Just down from The Reeds is Ocean Galleries with an ever-changing display of local artists' watercolors, nationally-recognized artists’ originals, popular beach prints and high-end reproductions. For the past dozen years Ocean Galleries has presented an original show of Peter Max whose vibrant and colorful works have become a lasting part of contemporary American culture and is synonymous with the spirit of the 1960s and ‘70s.
Stop by Coffee Talk where you can grab a great cup of coffee, fresh-baked goods, breakfast sandwiches and chat up the locals who frequent the joint. Back in the day when Taylor Swift spent her summers in Stone Harbor with her family she often played acoustic shows at the cafe. The Farmer’s Market staged each Sunday morning in July and August is a landmark in its own right. Freshly cut flowers, fruits, vegetables, bread, jam, berries, honey, imported cheeses, and freshly ground coffee can be found in the parking lot beneath the giant water tower.

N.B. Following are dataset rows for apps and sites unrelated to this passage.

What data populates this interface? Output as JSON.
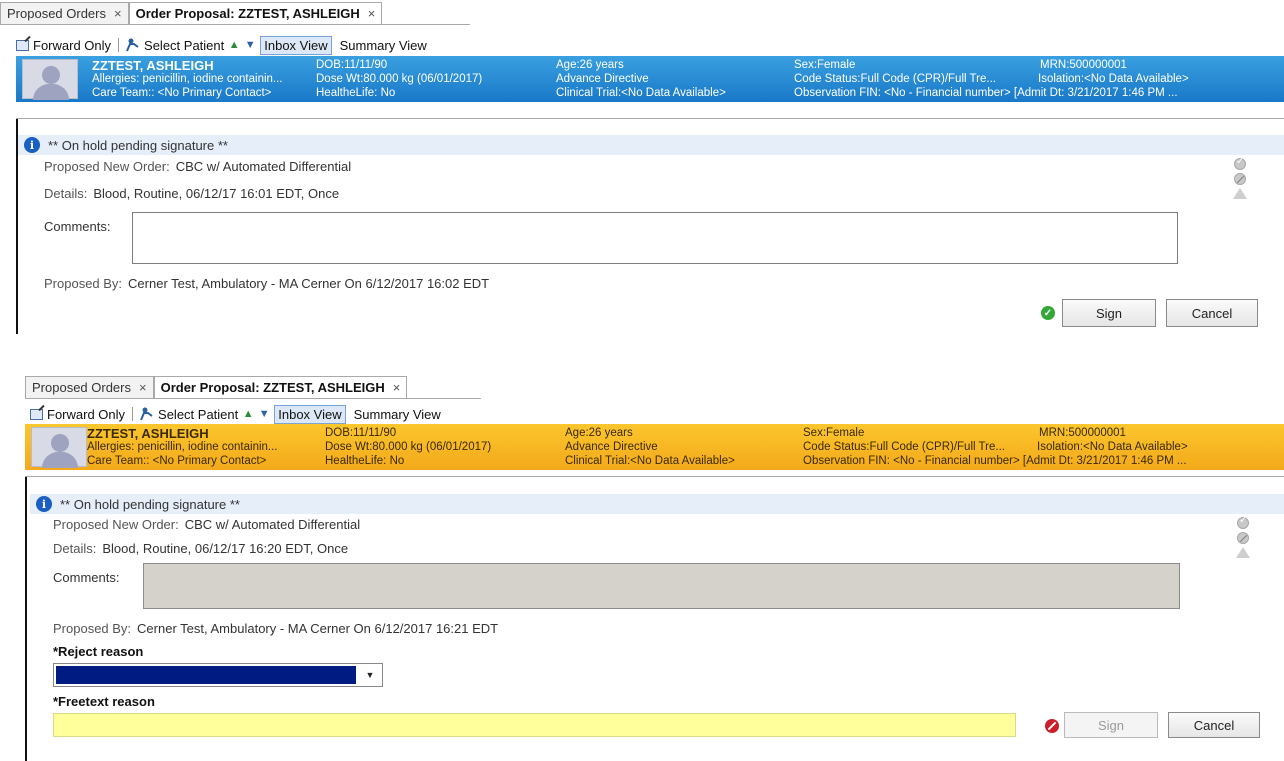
{
  "tabs": {
    "proposed_orders": "Proposed Orders",
    "order_proposal": "Order Proposal: ZZTEST, ASHLEIGH",
    "close": "×"
  },
  "toolbar": {
    "forward_only": "Forward Only",
    "select_patient": "Select Patient",
    "inbox_view": "Inbox View",
    "summary_view": "Summary View"
  },
  "patient": {
    "name": "ZZTEST, ASHLEIGH",
    "allergies": "Allergies: penicillin, iodine containin...",
    "care_team": "Care Team:: <No Primary Contact>",
    "dob": "DOB:11/11/90",
    "dose_wt": "Dose Wt:80.000 kg (06/01/2017)",
    "healthelife": "HealtheLife: No",
    "age": "Age:26 years",
    "advance_directive": "Advance Directive",
    "clinical_trial": "Clinical Trial:<No Data Available>",
    "sex": "Sex:Female",
    "code_status": "Code Status:Full Code (CPR)/Full Tre...",
    "observation_fin": "Observation FIN: <No -  Financial number> [Admit Dt: 3/21/2017 1:46 PM ...",
    "mrn": "MRN:500000001",
    "isolation": "Isolation:<No Data Available>"
  },
  "panel_top": {
    "hold_text": "** On hold pending signature **",
    "proposed_label": "Proposed New Order:",
    "proposed_value": "CBC w/ Automated Differential",
    "details_label": "Details:",
    "details_value": "Blood, Routine, 06/12/17 16:01 EDT, Once",
    "comments_label": "Comments:",
    "proposed_by_label": "Proposed By:",
    "proposed_by_value": "Cerner Test, Ambulatory - MA Cerner On 6/12/2017 16:02 EDT",
    "sign": "Sign",
    "cancel": "Cancel"
  },
  "panel_bottom": {
    "hold_text": "** On hold pending signature **",
    "proposed_label": "Proposed New Order:",
    "proposed_value": "CBC w/ Automated Differential",
    "details_label": "Details:",
    "details_value": "Blood, Routine, 06/12/17 16:20 EDT, Once",
    "comments_label": "Comments:",
    "proposed_by_label": "Proposed By:",
    "proposed_by_value": "Cerner Test, Ambulatory - MA Cerner On 6/12/2017 16:21 EDT",
    "reject_reason_label": "*Reject reason",
    "reject_reason_value": "",
    "freetext_reason_label": "*Freetext reason",
    "freetext_reason_value": "",
    "sign": "Sign",
    "cancel": "Cancel"
  },
  "colors": {
    "banner_top": "#1978c8",
    "banner_bottom": "#f4a91a",
    "freetext_bg": "#ffff9c",
    "reject_select": "#001c82",
    "hold_bar": "#e6eefa"
  },
  "icons": [
    "forward-icon",
    "person-icon",
    "arrow-up-icon",
    "arrow-down-icon",
    "info-icon",
    "check-icon",
    "cancel-icon"
  ]
}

At Donna's Place on 107th Street, you will find a fresh seafood market that spotlights a bounty of clams, oysters, shrimp, mussels, lobster clam chowder (white), seafood chowder (red), and the fresh catch of the day. They will cook your selections to take out or you can buy your favorites and cook at home.

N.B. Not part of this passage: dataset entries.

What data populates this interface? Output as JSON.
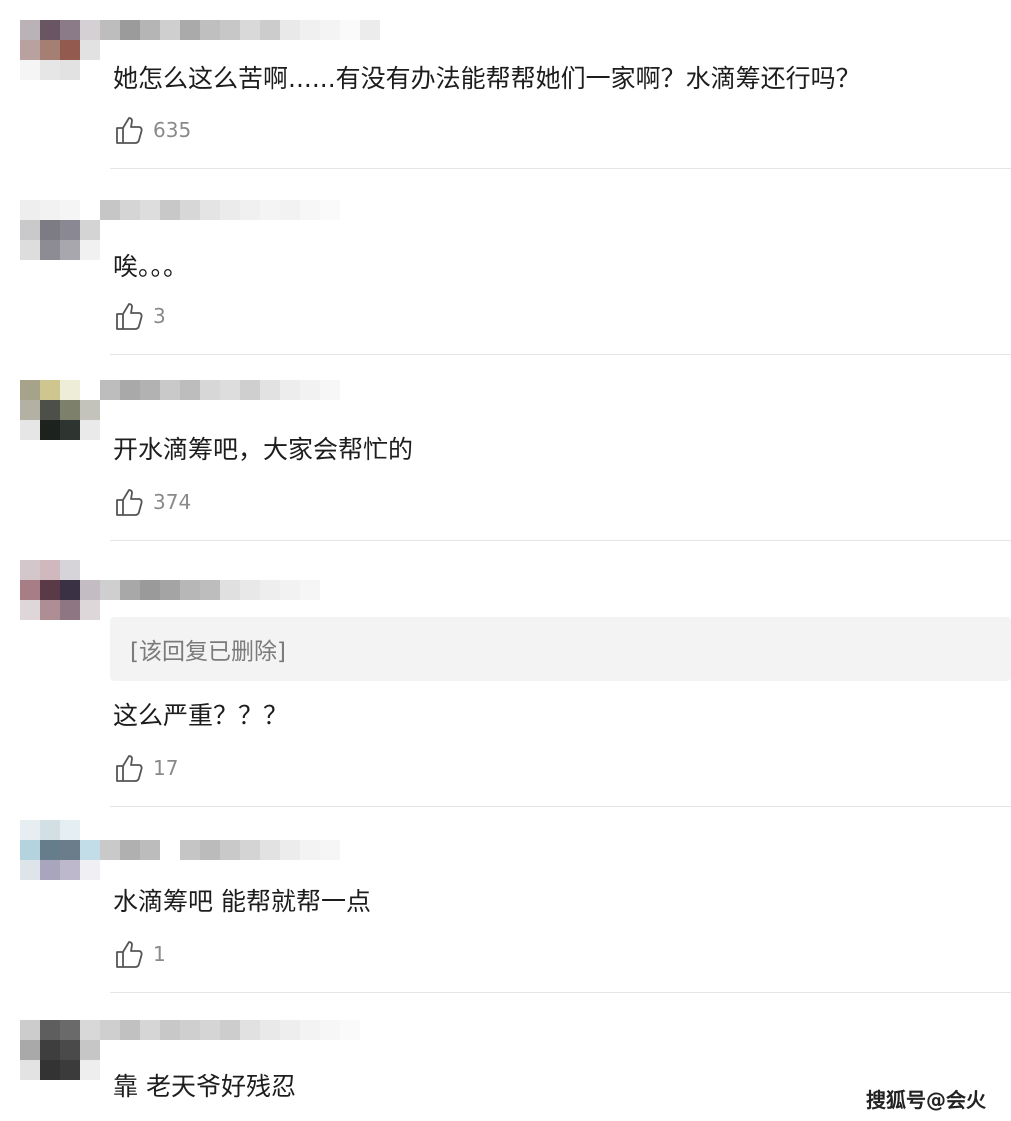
{
  "comments": [
    {
      "text": "她怎么这么苦啊......有没有办法能帮帮她们一家啊？水滴筹还行吗？",
      "likes": "635",
      "avatar_colors": [
        "#bbb2b8",
        "#6a5563",
        "#8b7b88",
        "#d5d0d3",
        "#b9a1a0",
        "#a57e74",
        "#935a4f",
        "#e3e2e2",
        "#f5f5f5",
        "#e6e6e6",
        "#e2e2e2",
        "#ffffff"
      ],
      "username_colors": [
        "#bdbdbd",
        "#9b9b9b",
        "#b5b5b5",
        "#cfcfcf",
        "#aaaaaa",
        "#bfbfbf",
        "#c7c7c7",
        "#d9d9d9",
        "#cccccc",
        "#e9e9e9",
        "#f0f0f0",
        "#f4f4f4",
        "#fafafa",
        "#ececec"
      ]
    },
    {
      "text": "唉。。。",
      "likes": "3",
      "avatar_colors": [
        "#eeeeee",
        "#f2f2f2",
        "#f5f5f5",
        "#ffffff",
        "#c9c9cb",
        "#7d7b83",
        "#8a8892",
        "#d4d4d4",
        "#dddddd",
        "#8d8c95",
        "#a7a7ad",
        "#f1f1f1"
      ],
      "username_colors": [
        "#c6c6c6",
        "#d5d5d5",
        "#dddddd",
        "#c8c8c8",
        "#d7d7d7",
        "#e4e4e4",
        "#ebebeb",
        "#f0f0f0",
        "#f4f4f4",
        "#f2f2f2",
        "#f7f7f7",
        "#fafafa"
      ]
    },
    {
      "text": "开水滴筹吧，大家会帮忙的",
      "likes": "374",
      "avatar_colors": [
        "#a6a38a",
        "#cfc68f",
        "#eeeed8",
        "#ffffff",
        "#b2b1a4",
        "#4c5049",
        "#7d816c",
        "#c3c3bb",
        "#e6e6e6",
        "#1d221f",
        "#2e3530",
        "#eaeaea"
      ],
      "username_colors": [
        "#bdbdbd",
        "#a9a9a9",
        "#b2b2b2",
        "#c9c9c9",
        "#bdbdbd",
        "#d7d7d7",
        "#dddddd",
        "#cfcfcf",
        "#e2e2e2",
        "#ededed",
        "#f2f2f2",
        "#f7f7f7"
      ]
    },
    {
      "text": "这么严重？？？",
      "likes": "17",
      "deleted_reply": "[该回复已删除]",
      "avatar_colors": [
        "#d3c7cb",
        "#cfb9bf",
        "#d7d4d9",
        "#ffffff",
        "#a77d86",
        "#5b3a47",
        "#3a3244",
        "#c3bdc3",
        "#dfd6d9",
        "#ae8d95",
        "#8f7683",
        "#ded7d9"
      ],
      "username_colors": [
        "#cfcfcf",
        "#a8a8a8",
        "#9a9a9a",
        "#a4a4a4",
        "#b7b7b7",
        "#bdbdbd",
        "#e0e0e0",
        "#e8e8e8",
        "#eeeeee",
        "#f2f2f2",
        "#f6f6f6"
      ]
    },
    {
      "text": "水滴筹吧 能帮就帮一点",
      "likes": "1",
      "avatar_colors": [
        "#e6eef1",
        "#d2dfe4",
        "#e5eef2",
        "#ffffff",
        "#b5d3de",
        "#667e8c",
        "#6b7d8b",
        "#c2dde7",
        "#dde4ea",
        "#a9a5bd",
        "#bdb8cc",
        "#f0f0f4"
      ],
      "username_colors": [
        "#c9c9c9",
        "#b0b0b0",
        "#bcbcbc",
        "#ffffff",
        "#c5c5c5",
        "#bbbbbb",
        "#c9c9c9",
        "#d4d4d4",
        "#e2e2e2",
        "#ececec",
        "#f3f3f3",
        "#f6f6f6"
      ]
    },
    {
      "text": "靠 老天爷好残忍",
      "likes": "",
      "avatar_colors": [
        "#cccccc",
        "#5e5e5e",
        "#6a6a6a",
        "#d8d8d8",
        "#a9a9a9",
        "#3e3e3e",
        "#4a4a4a",
        "#c6c6c6",
        "#e3e3e3",
        "#333333",
        "#3b3b3b",
        "#eeeeee"
      ],
      "username_colors": [
        "#cfcfcf",
        "#c1c1c1",
        "#d6d6d6",
        "#c8c8c8",
        "#cfcfcf",
        "#d5d5d5",
        "#cdcdcd",
        "#e1e1e1",
        "#e9e9e9",
        "#eeeeee",
        "#f3f3f3",
        "#f7f7f7",
        "#fafafa"
      ]
    }
  ],
  "watermark": "搜狐号@会火",
  "icons": {
    "like": "thumbs-up-icon"
  },
  "colors": {
    "text": "#1d1d1d",
    "like_count": "#8a8a8a",
    "divider": "#e5e5e5",
    "deleted_bg": "#f3f3f3"
  }
}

Set in a ramshackle building on 97th Street, Quahog’s (pronounced co-hogs) combines classic New England seafood shack with South American inspired cuisine. Don't miss the BBQ Pacu Pacu fish ribs that melt in your mouth with a rustic sauce that walks a fine line between boldly savory and faintly sweet. Another dish that caught our tastebuds is the Moqueca fish stew, full of surprises concocted with coconut milk and edamame.
When the sun goes down the Windrift Resort Hotel is party central. Located on the borderline of Avalon, “The Drift” boasts five distinctive bars/lounges with four live music spots. Brick-oven pizzas and fresh-made sushi and the spectacular ocean view bar are among the best on the Jersey Shore. On Tuesdays “Wing Night” is the place to be. In recent years for Wing Night during Fourth of July week, the kitchen moved more than 16,000 wings. They book some of the region’s best bands. Wednesday nights you find “Dueling Pianos” at a downstairs bar.

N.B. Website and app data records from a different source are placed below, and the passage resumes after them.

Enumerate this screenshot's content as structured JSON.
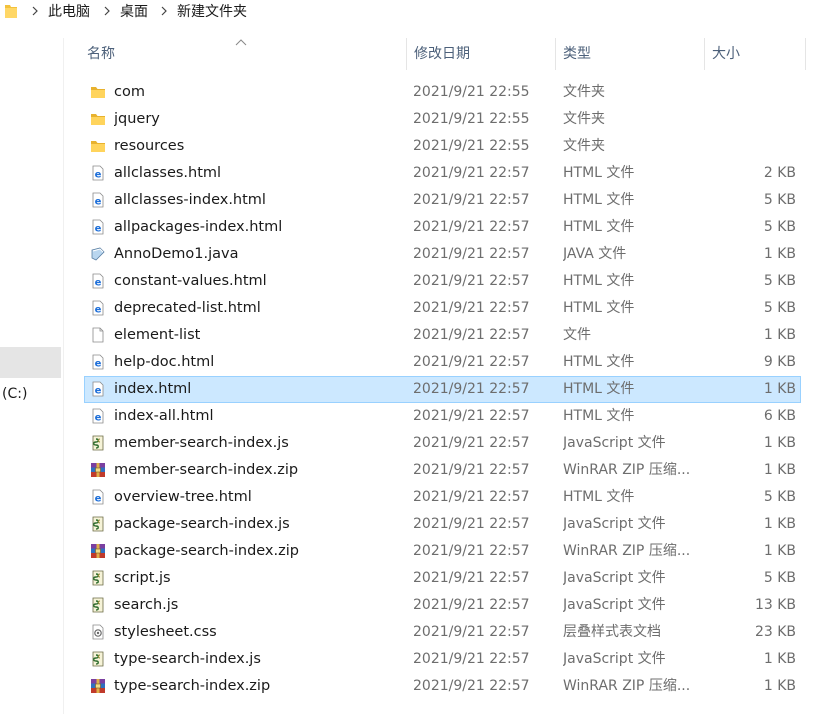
{
  "address_bar": {
    "breadcrumbs": [
      "此电脑",
      "桌面",
      "新建文件夹"
    ],
    "separator": ">"
  },
  "nav_pane": {
    "drive_label": "(C:)"
  },
  "columns": {
    "name": "名称",
    "date": "修改日期",
    "type": "类型",
    "size": "大小"
  },
  "sort": {
    "column": "name",
    "direction": "ascending"
  },
  "selected_index": 11,
  "colors": {
    "selection_bg": "#cce8ff",
    "selection_border": "#99d1ff",
    "header_text": "#4c607a",
    "folder": "#f3c23c",
    "ie_blue": "#1e6fd9"
  },
  "files": [
    {
      "name": "com",
      "date": "2021/9/21 22:55",
      "type": "文件夹",
      "size": "",
      "icon": "folder-icon"
    },
    {
      "name": "jquery",
      "date": "2021/9/21 22:55",
      "type": "文件夹",
      "size": "",
      "icon": "folder-icon"
    },
    {
      "name": "resources",
      "date": "2021/9/21 22:55",
      "type": "文件夹",
      "size": "",
      "icon": "folder-icon"
    },
    {
      "name": "allclasses.html",
      "date": "2021/9/21 22:57",
      "type": "HTML 文件",
      "size": "2 KB",
      "icon": "html-file-icon"
    },
    {
      "name": "allclasses-index.html",
      "date": "2021/9/21 22:57",
      "type": "HTML 文件",
      "size": "5 KB",
      "icon": "html-file-icon"
    },
    {
      "name": "allpackages-index.html",
      "date": "2021/9/21 22:57",
      "type": "HTML 文件",
      "size": "5 KB",
      "icon": "html-file-icon"
    },
    {
      "name": "AnnoDemo1.java",
      "date": "2021/9/21 22:57",
      "type": "JAVA 文件",
      "size": "1 KB",
      "icon": "java-file-icon"
    },
    {
      "name": "constant-values.html",
      "date": "2021/9/21 22:57",
      "type": "HTML 文件",
      "size": "5 KB",
      "icon": "html-file-icon"
    },
    {
      "name": "deprecated-list.html",
      "date": "2021/9/21 22:57",
      "type": "HTML 文件",
      "size": "5 KB",
      "icon": "html-file-icon"
    },
    {
      "name": "element-list",
      "date": "2021/9/21 22:57",
      "type": "文件",
      "size": "1 KB",
      "icon": "blank-file-icon"
    },
    {
      "name": "help-doc.html",
      "date": "2021/9/21 22:57",
      "type": "HTML 文件",
      "size": "9 KB",
      "icon": "html-file-icon"
    },
    {
      "name": "index.html",
      "date": "2021/9/21 22:57",
      "type": "HTML 文件",
      "size": "1 KB",
      "icon": "html-file-icon"
    },
    {
      "name": "index-all.html",
      "date": "2021/9/21 22:57",
      "type": "HTML 文件",
      "size": "6 KB",
      "icon": "html-file-icon"
    },
    {
      "name": "member-search-index.js",
      "date": "2021/9/21 22:57",
      "type": "JavaScript 文件",
      "size": "1 KB",
      "icon": "js-file-icon"
    },
    {
      "name": "member-search-index.zip",
      "date": "2021/9/21 22:57",
      "type": "WinRAR ZIP 压缩...",
      "size": "1 KB",
      "icon": "winrar-zip-icon"
    },
    {
      "name": "overview-tree.html",
      "date": "2021/9/21 22:57",
      "type": "HTML 文件",
      "size": "5 KB",
      "icon": "html-file-icon"
    },
    {
      "name": "package-search-index.js",
      "date": "2021/9/21 22:57",
      "type": "JavaScript 文件",
      "size": "1 KB",
      "icon": "js-file-icon"
    },
    {
      "name": "package-search-index.zip",
      "date": "2021/9/21 22:57",
      "type": "WinRAR ZIP 压缩...",
      "size": "1 KB",
      "icon": "winrar-zip-icon"
    },
    {
      "name": "script.js",
      "date": "2021/9/21 22:57",
      "type": "JavaScript 文件",
      "size": "5 KB",
      "icon": "js-file-icon"
    },
    {
      "name": "search.js",
      "date": "2021/9/21 22:57",
      "type": "JavaScript 文件",
      "size": "13 KB",
      "icon": "js-file-icon"
    },
    {
      "name": "stylesheet.css",
      "date": "2021/9/21 22:57",
      "type": "层叠样式表文档",
      "size": "23 KB",
      "icon": "css-file-icon"
    },
    {
      "name": "type-search-index.js",
      "date": "2021/9/21 22:57",
      "type": "JavaScript 文件",
      "size": "1 KB",
      "icon": "js-file-icon"
    },
    {
      "name": "type-search-index.zip",
      "date": "2021/9/21 22:57",
      "type": "WinRAR ZIP 压缩...",
      "size": "1 KB",
      "icon": "winrar-zip-icon"
    }
  ]
}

You can find wild life of a different variety at the Wetlands Institute. Birds skimming low in a setting sun to pluck dinner from a tidal creek, terrapins plodding through the salt marsh grasses. Established in 1972, it is an organization committed to protecting and preserving the wetlands and coastal ecosystems along New Jersey’s shore. Thousands of herons nest here, and many lesser-seen varieties -- such as the green heron, the yellow crowned night egret and the glossy ibis -- are often visible from the observatory. Set on 6,000 acres of coastal wetlands, the Institute is a living laboratory where more than 40,000 visitors each year learn about life on this thin ribbon between land and sea.
Stone Harbor has always been an unassuming, quiet community first, and a beach resort second. Its pristine beaches, plentiful wildlife, a bumper crop of dining experiences offer a perfect getaway. And, don't forget Springer's. Where else can you find flavors like "bumpy road" and "emotionally nuts?"